Approx. 88,000 words
(First read 12/06/2012)
In which our hero David Blaize goes through university without doing any 'sap' because it's such 'rot'; instead he just 'gasses' and 'rags' and talks 'piffle' with his pals, most notably the 'ripper' Frank with whom he is, by all modern standards, very obviously in love; and everything is 'awfully jolly'. Unfortunately Blaize is almost entirely a cypher ~ hidden depths are hinted at but never explored. By the end of this he's no more 'mature' a human being than he was at the beginning of David Blaize (1916); and, apart from developing a vague notion to become a writer, the only thing he's actually learnt is how to study foreign languages without their seeming an absolute bore. Ah! correction ~ the other thing he's learnt to do is babble exactly like Dodo, with equally unamusing results. The babble of the minor character A.G., who Benson allows tobe as camp as he pleases (without, of course, ever being 'gay'), is far funnier by comparison. It's a pity EFB never wrote a whole book about an A.G. figure. Well, anyway, there's a lot of stuff to enjoy in David of King's, most of it, or rather almost all of it, supplied by the minor characters (A.G., Bags, Crowfoot, even David's still-embarrassing dad); and of course there's all the minutiae of life in early-1920s England. But I couldn't really rate it higher than 5/10 ~ at the same time as I was quite enjoying it I was wishing they'd all shut the phucque up and go away.
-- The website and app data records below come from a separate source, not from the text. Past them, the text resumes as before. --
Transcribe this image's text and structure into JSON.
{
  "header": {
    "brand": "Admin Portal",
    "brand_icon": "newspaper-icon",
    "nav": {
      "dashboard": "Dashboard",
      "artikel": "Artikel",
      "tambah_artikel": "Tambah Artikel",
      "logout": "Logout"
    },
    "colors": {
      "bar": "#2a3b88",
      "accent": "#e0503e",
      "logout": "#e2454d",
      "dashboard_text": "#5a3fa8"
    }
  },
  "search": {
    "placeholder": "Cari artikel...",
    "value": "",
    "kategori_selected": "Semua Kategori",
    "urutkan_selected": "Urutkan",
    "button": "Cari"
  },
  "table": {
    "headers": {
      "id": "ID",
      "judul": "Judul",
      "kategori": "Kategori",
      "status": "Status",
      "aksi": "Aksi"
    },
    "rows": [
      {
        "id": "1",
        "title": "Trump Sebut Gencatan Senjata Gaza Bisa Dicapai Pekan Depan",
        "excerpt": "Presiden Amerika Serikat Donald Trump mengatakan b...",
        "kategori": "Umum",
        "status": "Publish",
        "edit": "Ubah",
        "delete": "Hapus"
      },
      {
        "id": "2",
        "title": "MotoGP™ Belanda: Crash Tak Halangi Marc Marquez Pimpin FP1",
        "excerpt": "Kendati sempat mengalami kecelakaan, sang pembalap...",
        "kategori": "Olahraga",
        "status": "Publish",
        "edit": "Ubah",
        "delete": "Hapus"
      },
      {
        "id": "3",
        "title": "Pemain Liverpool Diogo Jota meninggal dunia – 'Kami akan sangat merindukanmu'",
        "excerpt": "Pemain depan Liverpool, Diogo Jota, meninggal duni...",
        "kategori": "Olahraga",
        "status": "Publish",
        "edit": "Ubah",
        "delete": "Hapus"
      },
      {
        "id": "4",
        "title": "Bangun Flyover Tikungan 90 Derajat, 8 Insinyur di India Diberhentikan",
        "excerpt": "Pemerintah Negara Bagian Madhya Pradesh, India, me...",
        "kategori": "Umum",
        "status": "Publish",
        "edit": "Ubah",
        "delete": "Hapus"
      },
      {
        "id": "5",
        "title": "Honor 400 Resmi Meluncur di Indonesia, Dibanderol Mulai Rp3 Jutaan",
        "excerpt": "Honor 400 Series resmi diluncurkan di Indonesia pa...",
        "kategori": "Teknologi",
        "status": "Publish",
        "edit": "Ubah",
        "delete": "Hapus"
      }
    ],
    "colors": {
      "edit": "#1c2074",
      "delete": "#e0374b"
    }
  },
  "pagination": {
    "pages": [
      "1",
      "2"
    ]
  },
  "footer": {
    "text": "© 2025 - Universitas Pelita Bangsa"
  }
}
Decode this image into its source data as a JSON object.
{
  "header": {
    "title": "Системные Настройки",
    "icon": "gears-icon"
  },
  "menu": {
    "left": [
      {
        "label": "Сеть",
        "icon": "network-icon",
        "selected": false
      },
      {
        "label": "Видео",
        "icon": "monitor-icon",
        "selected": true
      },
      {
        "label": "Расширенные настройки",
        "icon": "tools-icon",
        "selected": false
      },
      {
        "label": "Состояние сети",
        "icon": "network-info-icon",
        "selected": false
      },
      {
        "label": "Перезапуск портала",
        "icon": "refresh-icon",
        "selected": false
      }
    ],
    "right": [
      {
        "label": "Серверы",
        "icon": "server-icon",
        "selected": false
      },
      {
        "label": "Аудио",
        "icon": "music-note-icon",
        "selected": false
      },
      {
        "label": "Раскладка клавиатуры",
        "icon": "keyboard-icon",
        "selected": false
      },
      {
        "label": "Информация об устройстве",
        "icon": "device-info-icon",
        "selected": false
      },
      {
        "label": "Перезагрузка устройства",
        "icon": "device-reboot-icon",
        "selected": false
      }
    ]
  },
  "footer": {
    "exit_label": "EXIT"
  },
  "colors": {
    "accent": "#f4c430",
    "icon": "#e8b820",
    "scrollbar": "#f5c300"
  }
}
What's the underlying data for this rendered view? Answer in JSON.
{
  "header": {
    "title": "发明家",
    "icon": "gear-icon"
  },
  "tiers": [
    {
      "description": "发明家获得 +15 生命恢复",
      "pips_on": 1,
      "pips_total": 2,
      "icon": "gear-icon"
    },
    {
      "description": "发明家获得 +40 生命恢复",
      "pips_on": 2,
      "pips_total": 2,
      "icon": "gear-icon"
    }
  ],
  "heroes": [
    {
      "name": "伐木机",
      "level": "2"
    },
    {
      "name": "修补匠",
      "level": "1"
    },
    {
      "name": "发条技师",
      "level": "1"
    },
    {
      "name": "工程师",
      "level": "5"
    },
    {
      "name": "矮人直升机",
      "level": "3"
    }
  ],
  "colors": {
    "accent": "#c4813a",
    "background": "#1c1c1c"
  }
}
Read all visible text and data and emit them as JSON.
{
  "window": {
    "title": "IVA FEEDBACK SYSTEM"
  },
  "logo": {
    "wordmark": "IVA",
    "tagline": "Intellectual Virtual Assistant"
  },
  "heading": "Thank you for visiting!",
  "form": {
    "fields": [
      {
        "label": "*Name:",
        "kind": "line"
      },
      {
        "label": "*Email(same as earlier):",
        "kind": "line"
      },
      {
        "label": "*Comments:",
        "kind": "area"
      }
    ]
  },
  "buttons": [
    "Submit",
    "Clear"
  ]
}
For the same book 30 years younger, and less of an effort, see The Babe, B.A. (1896/97).
This is Mr Benson's original David Blaize, only David is now at Cambridge. David of King's is, in short, the breeziest, happiest and, at the same time, the most convincingly truthful tale of undergraduate life that anyone has written. A real book ~ a remarkable book ~ a thoroughly enjoyable story.
~Hodder & Stoughton publicity blurb, so probably not a review at all, found in The Yorkshire Post for 21/05/1924
The charm of David as a child made Mr. Benson's first story about him delightful. There is charm still left in David the undergraduate, but his college life is described in a breathless and inchoate fashion.
~The Outlook (US), 22/10/1924
A pleasant picture of undergraduate life at Cambridge.
~The Bookman's Guide to Fiction, 11/1924